### TASK REQUIREMENTS
Look through the material below and show every line with the word "curve".

### DATA TO PROCESS
++++++++++++++++++++
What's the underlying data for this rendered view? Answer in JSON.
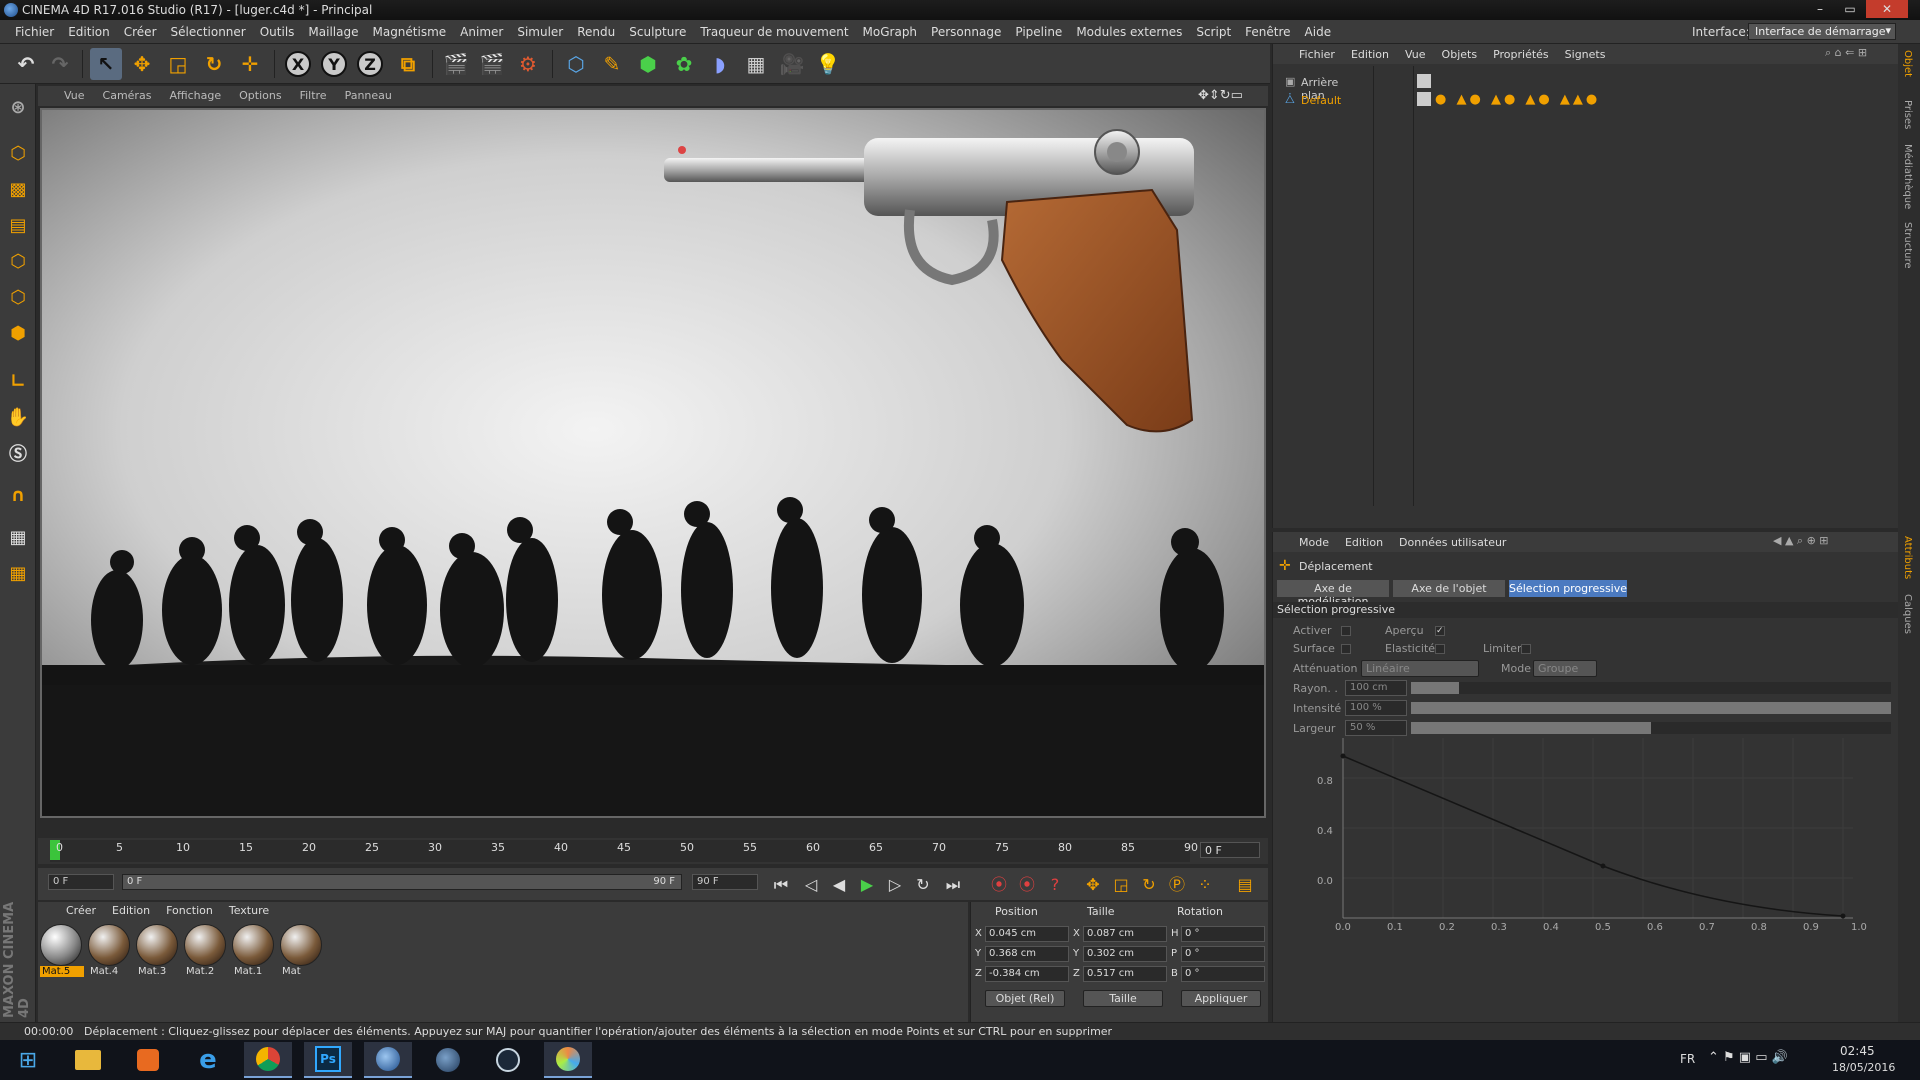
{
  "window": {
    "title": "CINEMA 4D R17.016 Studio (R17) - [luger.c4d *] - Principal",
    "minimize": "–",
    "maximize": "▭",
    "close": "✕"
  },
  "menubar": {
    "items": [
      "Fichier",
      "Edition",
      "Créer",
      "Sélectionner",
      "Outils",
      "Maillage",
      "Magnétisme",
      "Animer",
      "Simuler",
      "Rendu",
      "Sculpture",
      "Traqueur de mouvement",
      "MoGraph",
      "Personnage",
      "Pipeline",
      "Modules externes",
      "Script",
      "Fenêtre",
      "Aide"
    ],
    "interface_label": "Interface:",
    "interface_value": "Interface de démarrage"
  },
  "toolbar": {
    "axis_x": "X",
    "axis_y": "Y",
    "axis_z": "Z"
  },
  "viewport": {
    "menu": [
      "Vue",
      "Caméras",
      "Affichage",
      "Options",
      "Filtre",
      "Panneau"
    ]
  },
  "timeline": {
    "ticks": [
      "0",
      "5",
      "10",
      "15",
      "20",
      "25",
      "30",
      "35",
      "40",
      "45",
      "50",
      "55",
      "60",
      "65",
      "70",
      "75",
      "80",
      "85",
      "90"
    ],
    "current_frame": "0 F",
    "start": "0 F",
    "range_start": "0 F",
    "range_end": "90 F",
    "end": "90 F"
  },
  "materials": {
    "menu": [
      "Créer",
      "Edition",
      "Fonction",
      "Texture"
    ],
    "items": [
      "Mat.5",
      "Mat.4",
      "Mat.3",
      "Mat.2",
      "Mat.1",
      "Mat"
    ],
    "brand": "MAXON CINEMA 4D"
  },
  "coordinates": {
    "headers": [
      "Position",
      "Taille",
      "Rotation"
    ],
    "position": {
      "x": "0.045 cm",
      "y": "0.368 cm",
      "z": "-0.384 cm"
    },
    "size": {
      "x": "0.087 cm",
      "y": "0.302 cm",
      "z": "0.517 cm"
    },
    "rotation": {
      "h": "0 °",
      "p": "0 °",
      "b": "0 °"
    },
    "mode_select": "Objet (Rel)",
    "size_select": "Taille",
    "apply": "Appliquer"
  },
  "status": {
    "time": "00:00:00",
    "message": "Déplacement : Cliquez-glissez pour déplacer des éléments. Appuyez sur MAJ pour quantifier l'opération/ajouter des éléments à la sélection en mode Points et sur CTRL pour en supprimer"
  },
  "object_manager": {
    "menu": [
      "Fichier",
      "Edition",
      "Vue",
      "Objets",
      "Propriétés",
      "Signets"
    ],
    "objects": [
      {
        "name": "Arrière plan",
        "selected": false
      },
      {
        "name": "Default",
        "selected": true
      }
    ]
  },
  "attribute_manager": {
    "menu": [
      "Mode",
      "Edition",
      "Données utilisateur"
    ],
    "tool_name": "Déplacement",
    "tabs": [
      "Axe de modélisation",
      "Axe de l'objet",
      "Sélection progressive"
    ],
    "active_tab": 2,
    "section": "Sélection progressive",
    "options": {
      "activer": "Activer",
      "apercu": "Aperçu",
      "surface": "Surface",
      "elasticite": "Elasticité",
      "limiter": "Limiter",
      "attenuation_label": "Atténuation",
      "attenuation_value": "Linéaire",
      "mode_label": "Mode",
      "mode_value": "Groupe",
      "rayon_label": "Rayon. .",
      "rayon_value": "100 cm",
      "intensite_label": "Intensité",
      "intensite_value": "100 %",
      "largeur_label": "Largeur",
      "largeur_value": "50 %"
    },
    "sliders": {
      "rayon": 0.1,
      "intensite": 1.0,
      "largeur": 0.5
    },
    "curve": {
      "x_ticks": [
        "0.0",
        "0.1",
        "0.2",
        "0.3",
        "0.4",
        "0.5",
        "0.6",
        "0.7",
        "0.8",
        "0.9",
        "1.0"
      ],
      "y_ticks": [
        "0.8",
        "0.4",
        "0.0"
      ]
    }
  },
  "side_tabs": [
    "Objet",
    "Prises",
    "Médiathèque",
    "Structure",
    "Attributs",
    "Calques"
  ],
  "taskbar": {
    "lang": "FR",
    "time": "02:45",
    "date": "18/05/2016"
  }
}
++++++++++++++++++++
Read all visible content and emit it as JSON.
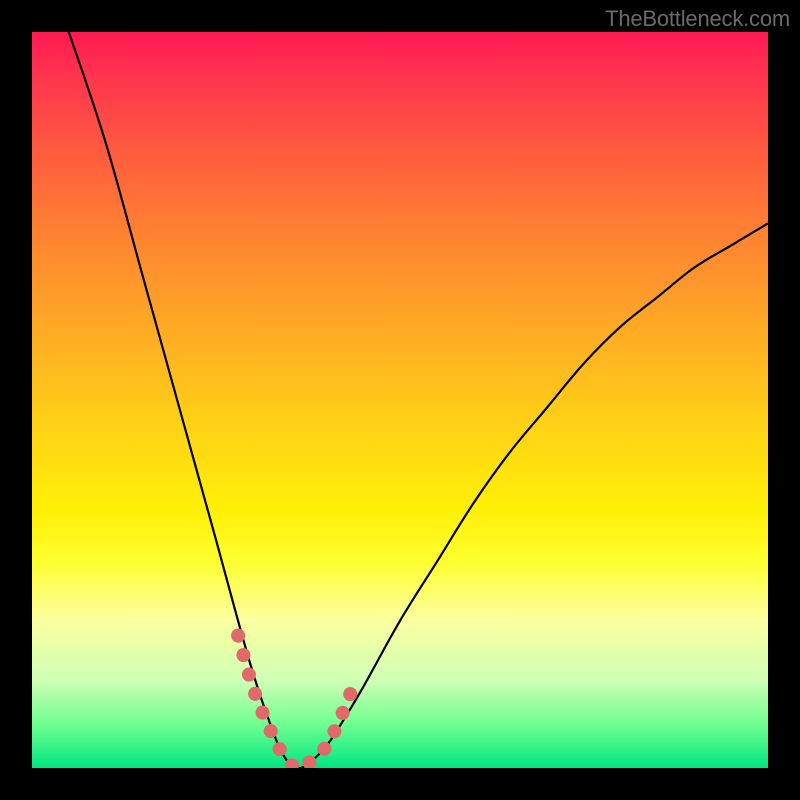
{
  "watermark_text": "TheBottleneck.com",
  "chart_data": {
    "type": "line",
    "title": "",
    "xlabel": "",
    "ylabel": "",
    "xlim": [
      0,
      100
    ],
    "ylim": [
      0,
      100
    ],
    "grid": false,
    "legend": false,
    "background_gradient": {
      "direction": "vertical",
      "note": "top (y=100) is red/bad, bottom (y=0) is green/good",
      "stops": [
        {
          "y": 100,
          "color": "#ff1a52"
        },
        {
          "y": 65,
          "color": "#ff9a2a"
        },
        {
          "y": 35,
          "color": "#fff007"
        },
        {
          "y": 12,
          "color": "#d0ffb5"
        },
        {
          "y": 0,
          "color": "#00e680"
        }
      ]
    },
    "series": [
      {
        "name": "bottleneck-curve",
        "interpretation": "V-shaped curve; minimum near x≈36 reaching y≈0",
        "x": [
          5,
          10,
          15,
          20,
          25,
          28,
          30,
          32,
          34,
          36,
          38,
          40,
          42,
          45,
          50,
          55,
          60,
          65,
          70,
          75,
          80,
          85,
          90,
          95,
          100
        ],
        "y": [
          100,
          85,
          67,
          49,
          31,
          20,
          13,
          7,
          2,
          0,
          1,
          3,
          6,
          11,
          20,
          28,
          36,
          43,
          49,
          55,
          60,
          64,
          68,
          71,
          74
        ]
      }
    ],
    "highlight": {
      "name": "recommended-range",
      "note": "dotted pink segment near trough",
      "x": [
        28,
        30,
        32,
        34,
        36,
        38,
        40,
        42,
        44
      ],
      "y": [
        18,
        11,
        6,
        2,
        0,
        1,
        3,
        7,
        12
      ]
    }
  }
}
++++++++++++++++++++
### EXERCISE OUTPUT
    "curve": {
        "name": "bottleneck-curve",
        "interpretation": "V-shaped curve; minimum near x≈36 reaching y≈0",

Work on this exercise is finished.